Take every line from the entries below that includes the word "PycharmProjects" and copy it.

[Items listed in a dataset]
--*--

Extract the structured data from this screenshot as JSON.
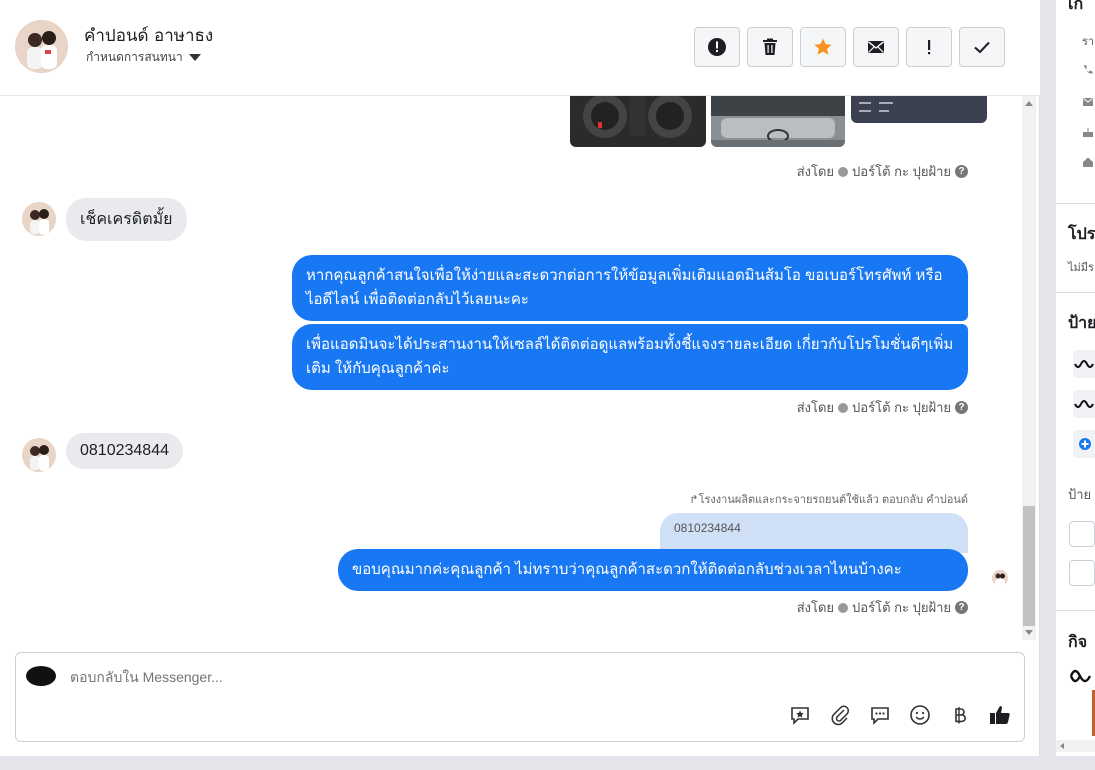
{
  "header": {
    "name": "คำปอนด์ อาษาธง",
    "subtitle": "กำหนดการสนทนา",
    "buttons": [
      "report",
      "delete",
      "star",
      "mail",
      "important",
      "done"
    ]
  },
  "messages": {
    "sent_by_label": "ส่งโดย",
    "sender": "ปอร์โต้ กะ ปุยฝ้าย",
    "incoming_1": "เช็คเครดิตมั้ย",
    "outgoing_1": "หากคุณลูกค้าสนใจเพื่อให้ง่ายและสะดวกต่อการให้ข้อมูลเพิ่มเติมแอดมินส้มโอ ขอเบอร์โทรศัพท์ หรือ ไอดีไลน์ เพื่อติดต่อกลับไว้เลยนะคะ",
    "outgoing_2": "เพื่อแอดมินจะได้ประสานงานให้เซลล์ได้ติดต่อดูแลพร้อมทั้งชี้แจงรายละเอียด เกี่ยวกับโปรโมชั่นดีๆเพิ่มเติม ให้กับคุณลูกค้าค่ะ",
    "incoming_2": "0810234844",
    "reply_note": "โรงงานผลิตและกระจายรถยนต์ใช้แล้ว ตอบกลับ คำปอนด์",
    "quoted": "0810234844",
    "outgoing_3": "ขอบคุณมากค่ะคุณลูกค้า ไม่ทราบว่าคุณลูกค้าสะดวกให้ติดต่อกลับช่วงเวลาไหนบ้างคะ"
  },
  "composer": {
    "placeholder": "ตอบกลับใน Messenger..."
  },
  "right_panel": {
    "top_label": "เกี่",
    "row_label": "รา",
    "section_1": "โปร",
    "section_1_sub": "ไม่มีร",
    "section_2": "ป้าย",
    "section_2_sub": "ป้าย",
    "section_3": "กิจ"
  },
  "colors": {
    "accent": "#1877f2",
    "incoming_bubble": "#e9eaed",
    "star": "#f7931e"
  }
}
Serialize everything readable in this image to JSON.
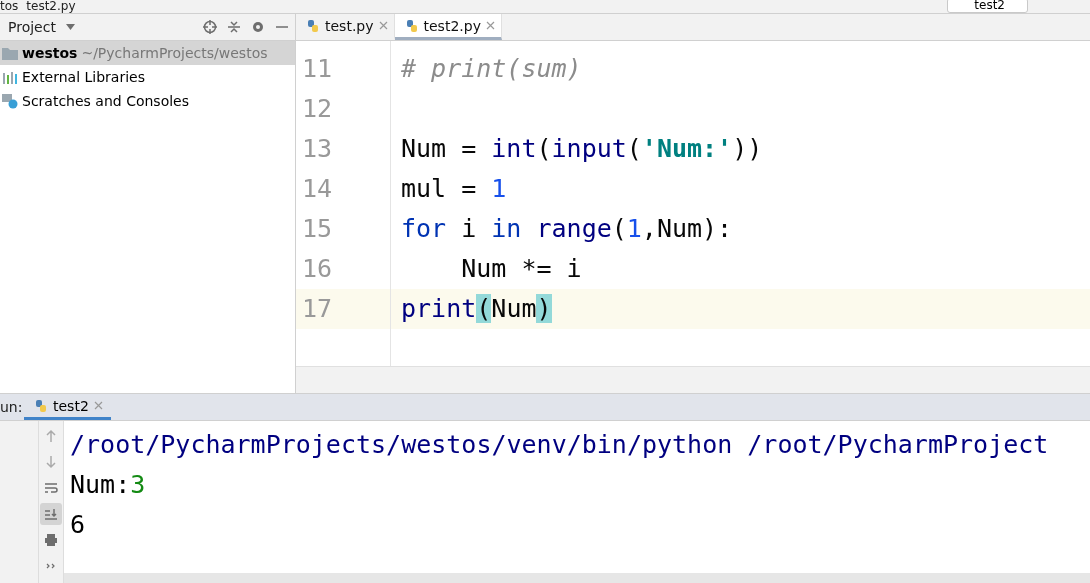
{
  "breadcrumb": [
    "tos",
    "test2.py"
  ],
  "run_config": "test2",
  "project_panel": {
    "title": "Project",
    "tree": [
      {
        "name": "westos",
        "path": "~/PycharmProjects/westos",
        "kind": "folder",
        "selected": true
      },
      {
        "name": "External Libraries",
        "kind": "libraries",
        "selected": false
      },
      {
        "name": "Scratches and Consoles",
        "kind": "scratches",
        "selected": false
      }
    ]
  },
  "editor_tabs": [
    {
      "label": "test.py",
      "selected": false
    },
    {
      "label": "test2.py",
      "selected": true
    }
  ],
  "editor": {
    "lines": [
      {
        "number": "11",
        "current": false,
        "tokens": [
          {
            "text": "# print(sum)",
            "kind": "comment"
          }
        ]
      },
      {
        "number": "12",
        "current": false
      },
      {
        "number": "13",
        "current": false,
        "tokens": [
          {
            "text": "Num = ",
            "kind": "plain"
          },
          {
            "text": "int",
            "kind": "builtin"
          },
          {
            "text": "(",
            "kind": "plain"
          },
          {
            "text": "input",
            "kind": "builtin"
          },
          {
            "text": "(",
            "kind": "plain"
          },
          {
            "text": "'Num:'",
            "kind": "string"
          },
          {
            "text": "))",
            "kind": "plain"
          }
        ]
      },
      {
        "number": "14",
        "current": false,
        "tokens": [
          {
            "text": "mul = ",
            "kind": "plain"
          },
          {
            "text": "1",
            "kind": "number"
          }
        ]
      },
      {
        "number": "15",
        "current": false,
        "tokens": [
          {
            "text": "for",
            "kind": "keyword"
          },
          {
            "text": " i ",
            "kind": "plain"
          },
          {
            "text": "in",
            "kind": "keyword"
          },
          {
            "text": " range",
            "kind": "builtin"
          },
          {
            "text": "(",
            "kind": "plain"
          },
          {
            "text": "1",
            "kind": "number"
          },
          {
            "text": ",Num):",
            "kind": "plain"
          }
        ]
      },
      {
        "number": "16",
        "current": false,
        "tokens": [
          {
            "text": "    Num *= i",
            "kind": "plain"
          }
        ]
      },
      {
        "number": "17",
        "current": true,
        "tokens": [
          {
            "text": "print",
            "kind": "builtin"
          },
          {
            "text": "(",
            "kind": "match"
          },
          {
            "text": "Num",
            "kind": "plain"
          },
          {
            "text": ")",
            "kind": "match"
          }
        ]
      }
    ]
  },
  "run_panel": {
    "label": "un:",
    "tab": {
      "label": "test2",
      "selected": true
    },
    "tools": [
      {
        "kind": "up",
        "selected": false
      },
      {
        "kind": "down",
        "selected": false
      },
      {
        "kind": "wrap",
        "selected": false
      },
      {
        "kind": "scroll-end",
        "selected": true
      },
      {
        "kind": "print",
        "selected": false
      },
      {
        "kind": "more",
        "selected": false
      }
    ],
    "console": [
      [
        {
          "text": "/root/PycharmProjects/westos/venv/bin/python /root/PycharmProject",
          "kind": "system"
        }
      ],
      [
        {
          "text": "Num:",
          "kind": "output"
        },
        {
          "text": "3",
          "kind": "input"
        }
      ],
      [
        {
          "text": "6",
          "kind": "output"
        }
      ]
    ]
  }
}
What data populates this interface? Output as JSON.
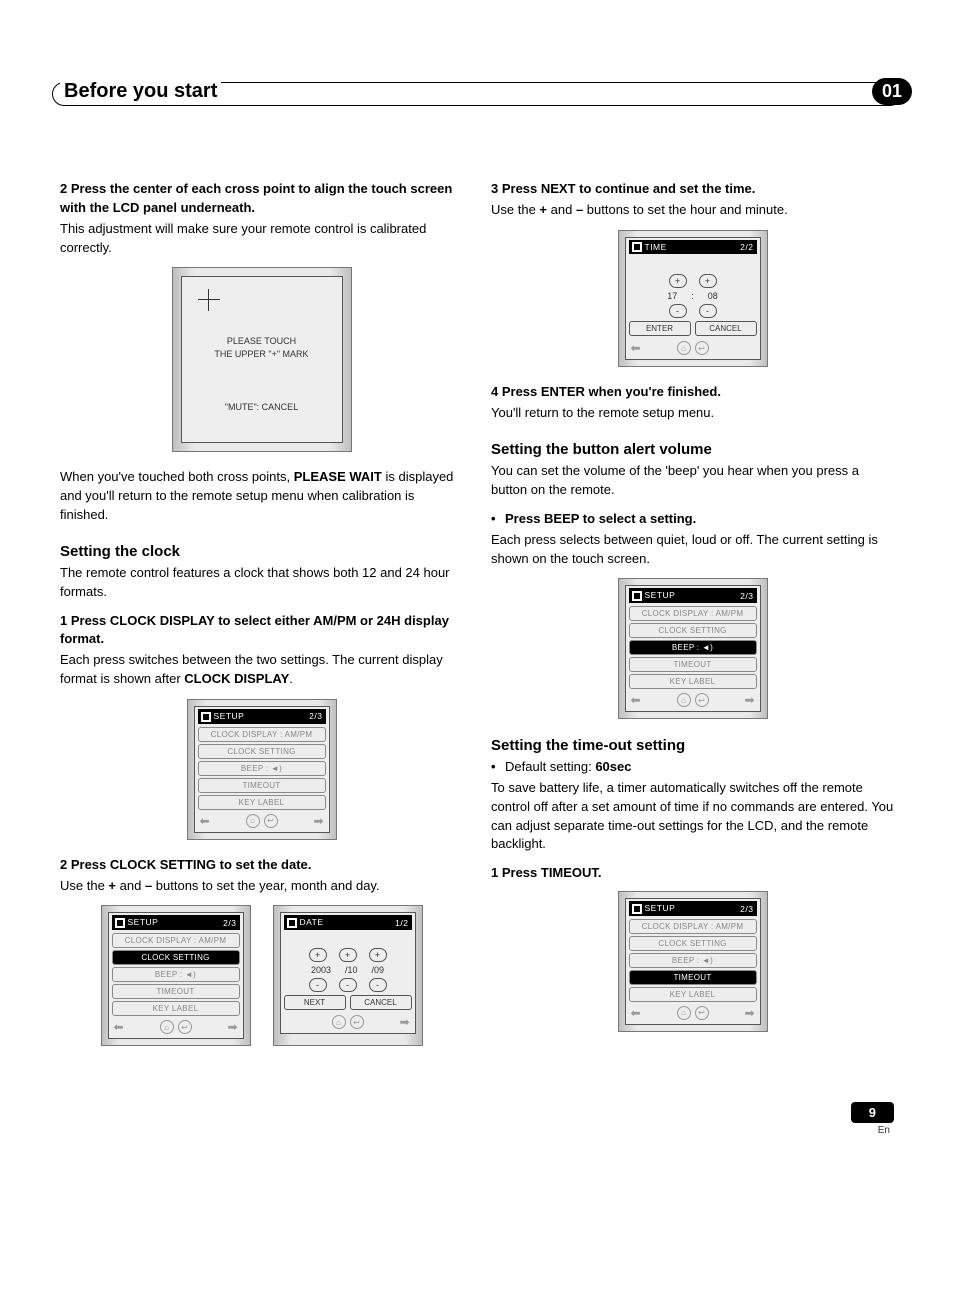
{
  "header": {
    "title": "Before you start",
    "chapter": "01"
  },
  "left": {
    "step2_title": "2   Press the center of each cross point to align the touch screen with the LCD panel underneath.",
    "step2_body": "This adjustment will make sure your remote control is calibrated correctly.",
    "calib_line1": "PLEASE TOUCH",
    "calib_line2": "THE UPPER \"+\" MARK",
    "calib_cancel": "\"MUTE\": CANCEL",
    "after_calib": "When you've touched both cross points, ",
    "after_calib_bold": "PLEASE WAIT",
    "after_calib2": " is displayed and you'll return to the remote setup menu when calibration is finished.",
    "clock_head": "Setting the clock",
    "clock_body": "The remote control features a clock that shows both 12 and 24 hour formats.",
    "clock_step1": "1   Press CLOCK DISPLAY to select either AM/PM or 24H display format.",
    "clock_step1_body_a": "Each press switches between the two settings. The current display format is shown after ",
    "clock_step1_body_bold": "CLOCK DISPLAY",
    "clock_step1_body_b": ".",
    "clock_step2": "2   Press CLOCK SETTING to set the date.",
    "clock_step2_body_a": "Use the ",
    "clock_step2_body_b": " and ",
    "clock_step2_body_c": " buttons to set the year, month and day.",
    "plus": "+",
    "minus": "–",
    "setup_menu": {
      "title": "SETUP",
      "page": "2/3",
      "items": [
        "CLOCK  DISPLAY : AM/PM",
        "CLOCK  SETTING",
        "BEEP :  ",
        "TIMEOUT",
        "KEY  LABEL"
      ]
    },
    "date_menu": {
      "title": "DATE",
      "page": "1/2",
      "vals": [
        "2003",
        "/10",
        "/09"
      ],
      "next": "NEXT",
      "cancel": "CANCEL"
    }
  },
  "right": {
    "step3_title": "3   Press NEXT to continue and set the time.",
    "step3_body_a": "Use the ",
    "step3_body_b": " and ",
    "step3_body_c": " buttons to set the hour and minute.",
    "plus": "+",
    "minus": "–",
    "time_menu": {
      "title": "TIME",
      "page": "2/2",
      "hour": "17",
      "sep": ":",
      "min": "08",
      "enter": "ENTER",
      "cancel": "CANCEL"
    },
    "step4_title": "4   Press ENTER when you're finished.",
    "step4_body": "You'll return to the remote setup menu.",
    "vol_head": "Setting the button alert volume",
    "vol_body": "You can set the volume of the 'beep' you hear when you press a button on the remote.",
    "vol_bullet": "Press BEEP to select a setting.",
    "vol_body2": "Each press selects between quiet, loud or off. The current setting is shown on the touch screen.",
    "timeout_head": "Setting the time-out setting",
    "timeout_bullet_a": "Default setting: ",
    "timeout_bullet_b": "60sec",
    "timeout_body": "To save battery life, a timer automatically switches off the remote control off after a set amount of time if no commands are entered. You can adjust separate time-out settings for the LCD, and the remote backlight.",
    "timeout_step1": "1   Press TIMEOUT."
  },
  "footer": {
    "number": "9",
    "lang": "En"
  }
}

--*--

→ Task output
        "path": "~/PycharmProjects/westos",
          "text": "/root/PycharmProjects/westos/venv/bin/python /root/PycharmProject",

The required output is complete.